These characters, along with a few others, weave in and out of the plot line in a “long arc story” worthy of a television series. Some of it comes directly out of Mains’ experience and other parts derive from news accounts, books, and long evenings of listening to unguarded talk. The central obsession is that AIDS was knowingly imposed on a whole category of men for political reasons disguised as moral reasons.

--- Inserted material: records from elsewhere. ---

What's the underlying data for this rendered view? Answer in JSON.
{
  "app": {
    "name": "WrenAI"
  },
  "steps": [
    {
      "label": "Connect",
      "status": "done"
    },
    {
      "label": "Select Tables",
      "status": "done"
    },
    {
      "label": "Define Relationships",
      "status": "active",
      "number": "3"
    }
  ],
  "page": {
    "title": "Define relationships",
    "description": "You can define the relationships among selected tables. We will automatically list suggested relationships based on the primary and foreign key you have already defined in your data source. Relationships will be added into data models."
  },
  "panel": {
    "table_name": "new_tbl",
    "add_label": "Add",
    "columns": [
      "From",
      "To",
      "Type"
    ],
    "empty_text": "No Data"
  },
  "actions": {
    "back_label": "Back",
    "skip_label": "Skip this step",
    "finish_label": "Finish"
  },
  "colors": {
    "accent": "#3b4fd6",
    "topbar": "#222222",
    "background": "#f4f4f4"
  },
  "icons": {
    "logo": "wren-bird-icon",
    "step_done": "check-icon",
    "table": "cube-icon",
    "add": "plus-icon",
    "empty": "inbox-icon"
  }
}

Those were early times, so the detailed and specific knowledge of the actual virus that we have accumulated now -- the proof (still doubted by some) that HIV was a species jump from SIV, specifically from the chimp version, though it can jump from gorillas or gibbons as well -- the proof that the virus was slipping around like an evil shadow at least a hundred years ago -- the knowledge that it usually (but not always) takes more than one brief exposure to be contagious but is satanically hard to get back out of the blood once it takes hold -- the actual ports of entry on each cell and the specific places on the genome that allow those two key ports to exist -- all this was unknown at the time.
Because Mains is coming at this unfinished tragedy through multiple storylines, it conveys a lot of information about how lives are affected and why anyone would continue exposure because of their intense passion for physical relationship. It’s a premise often followed in heterosexual novels. In fact, some of those historical novels pick up on the mystical principles of courtly love and irresistible fate. Mains is frank about the greed, fear and viciousness of humans who have power and always want more.
There are 59 short chapters, the first and last both belonging to Marc. This character brings to awareness a kind of new religion that comes from appreciation of the complexity of both the cell and the cosmos, and marries that ecologically to the nature of human society. “Another sister on this terrible guillotine of life, this machine that kills so coldly, that slices with presumptuous accuracy, so disdainful of charity.”
The last paragraph of the book is this vision: “At a window in the city where one can watch the Sun God climb Mount Parnassus, lifting his train of fog up the hills as he goes, a man wipes the tears from his face and smiles in remembrance. The owl hoots one final time and sinks into silence. The passage has been made, the message given. It’s time to go on.”
That’s the message of both biochemistry and forestry -- process: life goes on. But for all his warrior-words and their explosive charge, he’s a botanist. In his tangled bank it is the plants that struggle against each other. No mole gobbles worms, no wolf pack brings down a moose. It’s the humans who are unreasonable and needy.
This book was published by Knights Press. The editor-in-chief at the time was Tim Barrus. He was able to get the book into Geoff’s hands just a day before he died. This morning when I looked, “Gentle Warriors” was available as a pdf online. I hope that means more people can read it.